~ Posted by Georgia Grimond, February 12th 2013

For our ninth Big Question, we asked six writers to choose their favourite month. When we opened the debate online, it was A.D. Miller’s choice, May, that went into the lead. It’s a month, he wrote, where "everything is possible". At the close of the poll, 17% of voters had been seduced.

Four months tied on 10%. For some it was the advent of winter that was attractive. October, described by Kathleen Jamie as a time for hunkering down and celebrating the otherworld, won the same number of votes as September, even though it wasn't chosen by any of our contributors. But April’s tempo, which appealed to James Lasdun in upstate New York—"the one month that neither drags nor rushes"—scored just as well. So did the "still afternoons and bone-deep heat" of July, picked by the poet and novelist John Burnside. 

December came further down the leaderboard: for Charles Nevin, this was a month of "compelling contrasts" and "glittering frost icing dark branches". It collected 9% of the vote.

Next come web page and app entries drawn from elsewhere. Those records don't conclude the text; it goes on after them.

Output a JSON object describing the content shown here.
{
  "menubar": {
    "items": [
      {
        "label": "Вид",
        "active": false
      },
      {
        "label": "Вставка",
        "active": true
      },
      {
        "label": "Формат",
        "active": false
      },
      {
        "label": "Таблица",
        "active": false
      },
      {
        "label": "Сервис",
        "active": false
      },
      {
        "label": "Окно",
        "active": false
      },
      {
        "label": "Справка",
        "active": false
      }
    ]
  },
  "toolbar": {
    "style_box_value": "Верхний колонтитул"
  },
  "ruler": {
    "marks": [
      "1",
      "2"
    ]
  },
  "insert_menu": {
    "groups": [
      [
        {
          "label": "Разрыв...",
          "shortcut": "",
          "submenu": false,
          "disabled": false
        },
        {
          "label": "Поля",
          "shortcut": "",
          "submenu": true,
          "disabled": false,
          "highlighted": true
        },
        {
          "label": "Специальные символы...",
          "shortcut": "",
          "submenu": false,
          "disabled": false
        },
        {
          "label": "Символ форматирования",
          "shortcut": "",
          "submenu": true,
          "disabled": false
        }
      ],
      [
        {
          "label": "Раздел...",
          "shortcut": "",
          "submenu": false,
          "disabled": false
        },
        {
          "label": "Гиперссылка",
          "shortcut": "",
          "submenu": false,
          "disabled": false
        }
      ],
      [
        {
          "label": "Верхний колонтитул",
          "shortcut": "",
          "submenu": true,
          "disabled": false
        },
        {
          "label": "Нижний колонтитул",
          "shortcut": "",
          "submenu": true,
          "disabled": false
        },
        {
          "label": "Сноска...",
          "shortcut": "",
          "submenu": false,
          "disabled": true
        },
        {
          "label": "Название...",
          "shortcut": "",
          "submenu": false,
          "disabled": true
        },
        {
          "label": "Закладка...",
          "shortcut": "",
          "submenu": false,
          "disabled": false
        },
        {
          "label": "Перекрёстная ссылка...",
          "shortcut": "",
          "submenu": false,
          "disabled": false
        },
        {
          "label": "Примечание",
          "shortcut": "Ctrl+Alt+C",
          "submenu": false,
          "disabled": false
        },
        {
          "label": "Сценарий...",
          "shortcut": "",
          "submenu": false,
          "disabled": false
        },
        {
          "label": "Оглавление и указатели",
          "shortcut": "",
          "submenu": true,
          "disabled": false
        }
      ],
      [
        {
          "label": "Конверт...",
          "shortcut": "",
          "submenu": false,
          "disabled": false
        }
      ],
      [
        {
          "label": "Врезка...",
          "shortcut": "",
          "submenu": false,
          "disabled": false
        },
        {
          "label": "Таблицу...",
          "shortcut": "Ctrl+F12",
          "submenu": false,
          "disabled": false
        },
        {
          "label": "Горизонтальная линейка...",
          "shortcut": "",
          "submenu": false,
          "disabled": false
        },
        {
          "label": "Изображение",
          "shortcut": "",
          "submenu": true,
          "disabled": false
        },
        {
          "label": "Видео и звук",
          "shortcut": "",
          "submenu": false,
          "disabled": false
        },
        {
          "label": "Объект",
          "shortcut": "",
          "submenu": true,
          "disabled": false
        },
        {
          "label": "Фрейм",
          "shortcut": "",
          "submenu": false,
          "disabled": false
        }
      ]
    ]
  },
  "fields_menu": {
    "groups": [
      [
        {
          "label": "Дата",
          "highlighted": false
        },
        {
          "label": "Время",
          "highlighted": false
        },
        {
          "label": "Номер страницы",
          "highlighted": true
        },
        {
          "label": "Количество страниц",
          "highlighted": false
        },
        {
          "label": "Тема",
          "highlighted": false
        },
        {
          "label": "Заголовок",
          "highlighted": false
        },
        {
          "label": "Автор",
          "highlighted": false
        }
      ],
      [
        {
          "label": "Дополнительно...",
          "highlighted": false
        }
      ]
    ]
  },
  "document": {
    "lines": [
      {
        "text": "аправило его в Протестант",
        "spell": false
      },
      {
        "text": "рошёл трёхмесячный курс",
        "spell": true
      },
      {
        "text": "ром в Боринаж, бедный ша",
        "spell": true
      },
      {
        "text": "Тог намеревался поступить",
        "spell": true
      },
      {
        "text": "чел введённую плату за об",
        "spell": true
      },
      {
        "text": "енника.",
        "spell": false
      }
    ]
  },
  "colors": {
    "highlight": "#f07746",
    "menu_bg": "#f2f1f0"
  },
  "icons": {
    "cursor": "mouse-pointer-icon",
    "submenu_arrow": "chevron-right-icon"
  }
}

Ann Wroe found our calendar a "dull march of gods, emperors and numerals", so she chose the second month of the French revolutionary calendar, Brumaire, calling it the "quintessence of autumn". All but six voters preferred their months Gregorian. 

Readers tended to be swayed by their location. Luisa Pinto in Portugal cheered August for the holidays it brings. For Katerina Varsikova in Brussels, the choice was too hard. "The greedy me would pick them all," she said. "I am in love with the seasons changing." 

Months may be nothing without those around them, but in this poll it was the darling buds of May that bloomed brightest.

Georgia Grimond is letters editor for Intelligent Life

Picture Getty